And while popular culture has a lot to do with ushering butts into the limelight so to do advances in
Barrington, IL-based plastic and reconstructive surgeon Renee Michelle Burke, MD, knows that the whole is often greater than the sum of its parts when it comes to facial rejuvenation and body contouring. She typically combines minimally invasive treatments with surgical ones to achieve the best possible results.
Burke received her MD from Wayne State University School of Medicine in Detroit and completed her internship at Emory University Hospital in Atlanta, which she followed with a residency at Vanderbilt University Medical Center in Nashville, Tenn and two fellowships – one in oculoplastics and aesthetics, and another in craniofacial surgery.
Burke chatted with Beauty in The Ba
Photo Credit: kerastem.com
Injections of stem cell-enriched fat may help reverse hair loss.
At least that is what an active US Food and Drug Administration (FDA) study of the Kerastem Hair Therapy hopes to show.
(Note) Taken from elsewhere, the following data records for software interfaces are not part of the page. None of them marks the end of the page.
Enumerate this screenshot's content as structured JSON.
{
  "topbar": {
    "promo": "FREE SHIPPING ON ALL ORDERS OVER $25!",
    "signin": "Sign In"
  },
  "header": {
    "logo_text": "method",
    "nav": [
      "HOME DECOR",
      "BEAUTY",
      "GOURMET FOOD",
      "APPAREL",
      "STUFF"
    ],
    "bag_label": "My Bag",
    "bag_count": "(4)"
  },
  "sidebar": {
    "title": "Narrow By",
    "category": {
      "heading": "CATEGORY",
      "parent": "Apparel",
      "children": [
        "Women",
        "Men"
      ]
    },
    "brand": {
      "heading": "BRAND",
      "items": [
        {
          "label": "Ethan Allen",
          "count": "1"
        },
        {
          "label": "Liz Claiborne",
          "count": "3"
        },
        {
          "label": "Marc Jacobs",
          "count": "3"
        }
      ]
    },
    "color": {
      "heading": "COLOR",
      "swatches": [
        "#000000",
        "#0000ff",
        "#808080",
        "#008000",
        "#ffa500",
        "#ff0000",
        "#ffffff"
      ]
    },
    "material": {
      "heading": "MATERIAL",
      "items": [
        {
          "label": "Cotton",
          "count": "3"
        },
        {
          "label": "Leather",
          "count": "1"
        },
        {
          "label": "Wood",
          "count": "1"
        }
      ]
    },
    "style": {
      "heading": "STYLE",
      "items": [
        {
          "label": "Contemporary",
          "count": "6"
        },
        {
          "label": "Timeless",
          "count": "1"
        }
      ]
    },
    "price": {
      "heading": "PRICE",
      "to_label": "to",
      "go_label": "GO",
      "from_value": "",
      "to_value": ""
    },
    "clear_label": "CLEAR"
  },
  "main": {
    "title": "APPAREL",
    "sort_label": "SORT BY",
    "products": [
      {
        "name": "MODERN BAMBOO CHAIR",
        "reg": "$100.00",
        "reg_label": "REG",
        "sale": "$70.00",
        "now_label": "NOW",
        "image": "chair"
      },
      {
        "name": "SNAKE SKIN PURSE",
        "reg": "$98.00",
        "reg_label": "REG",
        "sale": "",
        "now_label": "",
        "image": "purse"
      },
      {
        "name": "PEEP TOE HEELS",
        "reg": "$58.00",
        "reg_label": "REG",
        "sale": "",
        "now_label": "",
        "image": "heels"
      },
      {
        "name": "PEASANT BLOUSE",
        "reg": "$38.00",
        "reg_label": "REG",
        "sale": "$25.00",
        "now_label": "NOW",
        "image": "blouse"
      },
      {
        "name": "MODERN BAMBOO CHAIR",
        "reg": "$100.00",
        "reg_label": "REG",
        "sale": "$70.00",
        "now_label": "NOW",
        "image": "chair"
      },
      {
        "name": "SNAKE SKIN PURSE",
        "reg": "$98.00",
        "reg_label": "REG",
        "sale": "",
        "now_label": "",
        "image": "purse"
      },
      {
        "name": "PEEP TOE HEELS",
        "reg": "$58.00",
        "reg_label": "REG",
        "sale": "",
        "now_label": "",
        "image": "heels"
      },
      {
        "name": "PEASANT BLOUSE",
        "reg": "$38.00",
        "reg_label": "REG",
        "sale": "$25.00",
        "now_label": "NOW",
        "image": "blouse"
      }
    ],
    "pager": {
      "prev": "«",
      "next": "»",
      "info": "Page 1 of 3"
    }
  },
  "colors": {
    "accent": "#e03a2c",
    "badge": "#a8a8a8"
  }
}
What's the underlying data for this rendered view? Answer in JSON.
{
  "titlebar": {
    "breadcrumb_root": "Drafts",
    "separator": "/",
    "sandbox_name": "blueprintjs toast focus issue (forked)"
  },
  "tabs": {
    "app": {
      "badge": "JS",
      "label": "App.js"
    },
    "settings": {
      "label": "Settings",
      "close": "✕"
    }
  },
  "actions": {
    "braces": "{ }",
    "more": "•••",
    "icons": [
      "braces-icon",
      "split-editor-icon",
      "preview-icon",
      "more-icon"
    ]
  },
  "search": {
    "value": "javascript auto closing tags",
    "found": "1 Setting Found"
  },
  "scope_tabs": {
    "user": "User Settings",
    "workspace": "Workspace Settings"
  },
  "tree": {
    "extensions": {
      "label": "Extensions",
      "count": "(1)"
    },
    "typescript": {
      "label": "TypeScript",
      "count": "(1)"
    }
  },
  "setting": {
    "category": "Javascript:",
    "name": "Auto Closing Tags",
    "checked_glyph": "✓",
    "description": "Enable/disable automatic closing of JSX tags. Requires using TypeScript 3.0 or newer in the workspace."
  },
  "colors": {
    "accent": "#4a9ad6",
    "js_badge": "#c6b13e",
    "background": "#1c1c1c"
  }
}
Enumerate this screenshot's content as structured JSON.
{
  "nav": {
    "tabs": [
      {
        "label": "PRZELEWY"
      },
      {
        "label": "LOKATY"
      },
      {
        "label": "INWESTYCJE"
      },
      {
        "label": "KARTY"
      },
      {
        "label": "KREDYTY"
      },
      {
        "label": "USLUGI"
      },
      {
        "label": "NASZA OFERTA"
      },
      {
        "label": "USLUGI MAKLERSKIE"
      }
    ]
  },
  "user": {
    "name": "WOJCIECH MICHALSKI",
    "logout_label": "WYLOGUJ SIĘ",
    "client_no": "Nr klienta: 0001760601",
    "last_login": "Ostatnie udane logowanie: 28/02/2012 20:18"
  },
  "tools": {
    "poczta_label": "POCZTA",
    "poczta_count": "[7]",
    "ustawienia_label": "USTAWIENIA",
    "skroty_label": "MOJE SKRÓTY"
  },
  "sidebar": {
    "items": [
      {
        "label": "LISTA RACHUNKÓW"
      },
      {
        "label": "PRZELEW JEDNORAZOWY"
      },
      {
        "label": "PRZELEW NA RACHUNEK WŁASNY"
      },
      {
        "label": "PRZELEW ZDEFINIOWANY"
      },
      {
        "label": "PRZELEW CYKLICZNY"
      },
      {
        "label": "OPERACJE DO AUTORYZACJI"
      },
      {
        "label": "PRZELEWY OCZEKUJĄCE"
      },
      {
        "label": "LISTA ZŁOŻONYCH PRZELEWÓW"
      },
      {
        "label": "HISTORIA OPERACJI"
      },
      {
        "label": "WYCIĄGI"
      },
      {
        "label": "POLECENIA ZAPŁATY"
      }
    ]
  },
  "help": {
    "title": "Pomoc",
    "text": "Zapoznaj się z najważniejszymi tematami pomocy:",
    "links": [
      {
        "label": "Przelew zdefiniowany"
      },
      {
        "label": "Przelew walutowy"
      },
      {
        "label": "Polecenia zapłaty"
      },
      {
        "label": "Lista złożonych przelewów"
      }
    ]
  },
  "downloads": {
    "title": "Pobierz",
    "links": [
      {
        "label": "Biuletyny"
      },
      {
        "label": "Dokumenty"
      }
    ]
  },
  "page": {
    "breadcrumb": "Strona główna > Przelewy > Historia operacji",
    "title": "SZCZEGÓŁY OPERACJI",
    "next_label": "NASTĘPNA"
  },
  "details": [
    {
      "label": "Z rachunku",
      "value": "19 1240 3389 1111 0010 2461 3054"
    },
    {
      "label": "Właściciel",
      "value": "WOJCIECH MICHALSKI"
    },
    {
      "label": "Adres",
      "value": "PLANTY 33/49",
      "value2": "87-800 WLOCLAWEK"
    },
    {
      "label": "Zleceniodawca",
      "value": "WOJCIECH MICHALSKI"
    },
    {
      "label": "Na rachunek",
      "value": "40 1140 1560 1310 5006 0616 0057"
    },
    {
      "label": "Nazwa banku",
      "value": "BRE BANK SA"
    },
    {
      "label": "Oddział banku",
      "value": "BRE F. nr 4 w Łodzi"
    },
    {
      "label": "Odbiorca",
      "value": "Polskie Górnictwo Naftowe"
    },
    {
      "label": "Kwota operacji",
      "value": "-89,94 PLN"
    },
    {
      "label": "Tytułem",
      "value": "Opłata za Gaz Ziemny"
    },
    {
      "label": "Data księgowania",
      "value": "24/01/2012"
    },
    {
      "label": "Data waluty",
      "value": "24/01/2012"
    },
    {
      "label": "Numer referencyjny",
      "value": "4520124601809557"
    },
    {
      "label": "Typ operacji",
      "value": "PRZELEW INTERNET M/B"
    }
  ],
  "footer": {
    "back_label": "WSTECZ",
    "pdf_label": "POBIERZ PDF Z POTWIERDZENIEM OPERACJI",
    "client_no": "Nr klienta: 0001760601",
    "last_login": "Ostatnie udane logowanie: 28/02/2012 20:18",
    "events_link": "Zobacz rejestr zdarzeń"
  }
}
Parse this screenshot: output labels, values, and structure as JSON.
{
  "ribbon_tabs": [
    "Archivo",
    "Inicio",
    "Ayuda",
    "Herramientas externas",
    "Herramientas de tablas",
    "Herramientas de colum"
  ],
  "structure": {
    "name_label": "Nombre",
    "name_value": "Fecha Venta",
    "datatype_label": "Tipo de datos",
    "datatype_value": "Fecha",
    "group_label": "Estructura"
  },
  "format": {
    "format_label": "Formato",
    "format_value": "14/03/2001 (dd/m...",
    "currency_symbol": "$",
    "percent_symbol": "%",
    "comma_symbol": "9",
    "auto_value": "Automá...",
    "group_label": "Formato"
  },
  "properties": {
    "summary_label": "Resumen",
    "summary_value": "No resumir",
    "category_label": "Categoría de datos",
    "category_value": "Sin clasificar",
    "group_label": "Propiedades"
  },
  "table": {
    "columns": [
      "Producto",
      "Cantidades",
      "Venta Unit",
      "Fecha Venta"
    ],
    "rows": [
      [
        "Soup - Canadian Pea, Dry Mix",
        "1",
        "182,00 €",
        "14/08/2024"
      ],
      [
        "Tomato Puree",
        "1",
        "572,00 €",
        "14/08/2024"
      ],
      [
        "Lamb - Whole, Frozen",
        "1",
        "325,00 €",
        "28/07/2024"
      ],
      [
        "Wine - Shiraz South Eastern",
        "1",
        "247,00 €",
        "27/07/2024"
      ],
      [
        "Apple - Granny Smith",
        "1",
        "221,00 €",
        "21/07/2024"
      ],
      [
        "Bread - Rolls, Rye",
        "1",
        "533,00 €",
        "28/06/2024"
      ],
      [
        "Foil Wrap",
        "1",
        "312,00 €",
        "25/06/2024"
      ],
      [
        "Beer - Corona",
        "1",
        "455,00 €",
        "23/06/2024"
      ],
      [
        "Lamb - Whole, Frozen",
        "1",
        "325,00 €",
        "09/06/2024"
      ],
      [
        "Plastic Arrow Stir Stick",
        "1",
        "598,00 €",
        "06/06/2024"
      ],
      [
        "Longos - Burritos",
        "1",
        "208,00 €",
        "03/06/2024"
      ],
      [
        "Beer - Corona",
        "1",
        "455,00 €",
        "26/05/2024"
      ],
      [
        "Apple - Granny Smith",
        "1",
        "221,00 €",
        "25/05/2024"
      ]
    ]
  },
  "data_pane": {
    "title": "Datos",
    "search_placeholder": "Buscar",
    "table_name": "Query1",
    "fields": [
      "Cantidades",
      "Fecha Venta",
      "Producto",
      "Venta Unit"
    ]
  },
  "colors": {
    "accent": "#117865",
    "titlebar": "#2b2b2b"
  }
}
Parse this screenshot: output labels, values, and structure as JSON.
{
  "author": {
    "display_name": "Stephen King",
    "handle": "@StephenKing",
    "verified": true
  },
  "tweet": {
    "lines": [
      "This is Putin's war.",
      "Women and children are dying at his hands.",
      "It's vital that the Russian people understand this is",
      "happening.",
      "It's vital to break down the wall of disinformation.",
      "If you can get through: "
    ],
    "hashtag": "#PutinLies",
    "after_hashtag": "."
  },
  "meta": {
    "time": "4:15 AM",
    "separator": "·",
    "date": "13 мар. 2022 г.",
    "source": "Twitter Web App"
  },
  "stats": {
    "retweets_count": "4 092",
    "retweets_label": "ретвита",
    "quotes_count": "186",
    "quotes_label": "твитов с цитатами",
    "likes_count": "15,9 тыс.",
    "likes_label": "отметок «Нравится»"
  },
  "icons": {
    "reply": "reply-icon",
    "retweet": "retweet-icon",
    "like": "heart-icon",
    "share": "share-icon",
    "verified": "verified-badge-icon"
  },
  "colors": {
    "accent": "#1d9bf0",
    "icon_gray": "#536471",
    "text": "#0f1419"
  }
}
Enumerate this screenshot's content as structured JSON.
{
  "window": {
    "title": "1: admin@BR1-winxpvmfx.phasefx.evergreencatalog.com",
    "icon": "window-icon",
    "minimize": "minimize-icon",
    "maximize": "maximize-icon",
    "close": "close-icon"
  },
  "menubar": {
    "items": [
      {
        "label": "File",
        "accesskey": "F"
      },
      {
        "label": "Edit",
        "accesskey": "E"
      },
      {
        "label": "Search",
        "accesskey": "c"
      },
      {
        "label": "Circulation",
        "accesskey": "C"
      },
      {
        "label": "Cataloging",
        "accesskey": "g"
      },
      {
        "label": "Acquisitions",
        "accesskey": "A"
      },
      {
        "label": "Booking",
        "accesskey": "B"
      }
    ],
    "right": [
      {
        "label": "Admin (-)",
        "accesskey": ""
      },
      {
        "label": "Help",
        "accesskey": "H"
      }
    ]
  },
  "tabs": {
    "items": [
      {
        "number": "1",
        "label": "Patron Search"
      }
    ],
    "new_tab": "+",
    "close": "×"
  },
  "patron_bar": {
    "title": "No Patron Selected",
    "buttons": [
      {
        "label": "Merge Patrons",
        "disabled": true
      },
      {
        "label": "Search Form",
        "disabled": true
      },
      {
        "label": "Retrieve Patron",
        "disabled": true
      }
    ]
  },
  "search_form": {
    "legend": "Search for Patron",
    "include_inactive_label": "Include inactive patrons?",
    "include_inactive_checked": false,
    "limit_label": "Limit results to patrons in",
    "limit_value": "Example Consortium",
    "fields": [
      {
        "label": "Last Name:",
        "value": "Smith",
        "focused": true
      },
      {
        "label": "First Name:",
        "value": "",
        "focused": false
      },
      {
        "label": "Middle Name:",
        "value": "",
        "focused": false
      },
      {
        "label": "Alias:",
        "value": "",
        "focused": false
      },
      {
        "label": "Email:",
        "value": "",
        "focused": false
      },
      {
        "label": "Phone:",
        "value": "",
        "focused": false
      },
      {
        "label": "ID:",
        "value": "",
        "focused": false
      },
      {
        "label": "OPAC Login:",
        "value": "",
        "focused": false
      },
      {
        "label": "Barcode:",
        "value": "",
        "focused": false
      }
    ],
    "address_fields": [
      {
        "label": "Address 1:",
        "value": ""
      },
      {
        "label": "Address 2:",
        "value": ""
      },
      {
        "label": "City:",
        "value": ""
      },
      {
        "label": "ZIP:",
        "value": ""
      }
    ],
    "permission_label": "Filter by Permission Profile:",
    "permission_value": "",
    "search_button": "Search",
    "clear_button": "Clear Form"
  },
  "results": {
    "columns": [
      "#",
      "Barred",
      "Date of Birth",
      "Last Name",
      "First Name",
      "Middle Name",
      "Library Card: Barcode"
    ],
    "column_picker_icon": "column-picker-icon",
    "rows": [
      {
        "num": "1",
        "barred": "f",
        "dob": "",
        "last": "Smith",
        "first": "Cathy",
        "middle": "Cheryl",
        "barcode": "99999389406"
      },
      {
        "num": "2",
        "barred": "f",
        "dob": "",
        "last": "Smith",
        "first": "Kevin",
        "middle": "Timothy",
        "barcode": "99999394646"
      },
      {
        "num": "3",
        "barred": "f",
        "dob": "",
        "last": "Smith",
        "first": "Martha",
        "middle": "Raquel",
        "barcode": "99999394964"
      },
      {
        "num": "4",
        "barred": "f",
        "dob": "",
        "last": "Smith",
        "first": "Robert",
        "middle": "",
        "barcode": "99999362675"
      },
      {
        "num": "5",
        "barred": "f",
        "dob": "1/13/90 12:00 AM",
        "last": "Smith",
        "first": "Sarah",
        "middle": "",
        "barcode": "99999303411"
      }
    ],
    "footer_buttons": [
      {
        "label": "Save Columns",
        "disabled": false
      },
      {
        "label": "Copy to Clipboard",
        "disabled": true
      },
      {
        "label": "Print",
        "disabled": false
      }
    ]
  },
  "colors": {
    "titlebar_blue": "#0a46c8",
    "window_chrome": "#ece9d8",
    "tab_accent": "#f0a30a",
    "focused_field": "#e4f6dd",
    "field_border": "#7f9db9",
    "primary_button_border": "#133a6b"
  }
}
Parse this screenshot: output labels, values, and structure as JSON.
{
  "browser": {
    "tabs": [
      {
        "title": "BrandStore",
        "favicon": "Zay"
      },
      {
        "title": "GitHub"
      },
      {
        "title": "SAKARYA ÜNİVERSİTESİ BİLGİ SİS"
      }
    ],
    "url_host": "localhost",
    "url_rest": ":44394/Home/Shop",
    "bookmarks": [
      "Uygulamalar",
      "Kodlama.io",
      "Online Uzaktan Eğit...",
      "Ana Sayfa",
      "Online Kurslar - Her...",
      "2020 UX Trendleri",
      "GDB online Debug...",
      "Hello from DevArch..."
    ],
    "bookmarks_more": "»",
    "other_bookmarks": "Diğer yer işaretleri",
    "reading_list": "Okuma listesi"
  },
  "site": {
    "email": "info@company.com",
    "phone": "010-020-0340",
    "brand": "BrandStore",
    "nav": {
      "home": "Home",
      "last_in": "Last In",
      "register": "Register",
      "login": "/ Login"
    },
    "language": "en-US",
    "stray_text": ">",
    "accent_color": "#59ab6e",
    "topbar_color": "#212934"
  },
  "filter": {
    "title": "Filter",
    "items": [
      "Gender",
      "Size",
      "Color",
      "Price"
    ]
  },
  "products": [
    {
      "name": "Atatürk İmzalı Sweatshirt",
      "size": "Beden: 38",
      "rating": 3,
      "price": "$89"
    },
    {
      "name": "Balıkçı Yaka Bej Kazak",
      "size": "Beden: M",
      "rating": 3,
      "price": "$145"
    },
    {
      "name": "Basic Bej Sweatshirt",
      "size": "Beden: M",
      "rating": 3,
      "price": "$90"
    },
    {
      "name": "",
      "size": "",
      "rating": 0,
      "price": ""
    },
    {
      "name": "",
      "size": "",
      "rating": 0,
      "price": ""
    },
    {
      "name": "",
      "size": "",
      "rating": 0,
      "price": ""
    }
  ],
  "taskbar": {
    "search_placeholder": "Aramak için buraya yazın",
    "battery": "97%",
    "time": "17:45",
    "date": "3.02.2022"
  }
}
The treatment is already CE mark approved for people with hair loss outside the United States.
Hair transplants and other treatments that promote hair regrowth or stop hair loss do exist, but each available method has its share of risks and downsides. Stem cell-based treatments like Kerastem Hair Therapy, if validated, may be game changers for the close 80 million people in the US with hereditary thinning or baldness.
The term ‘stem cell’ and ‘stem cell cure’ are bandied about, and there has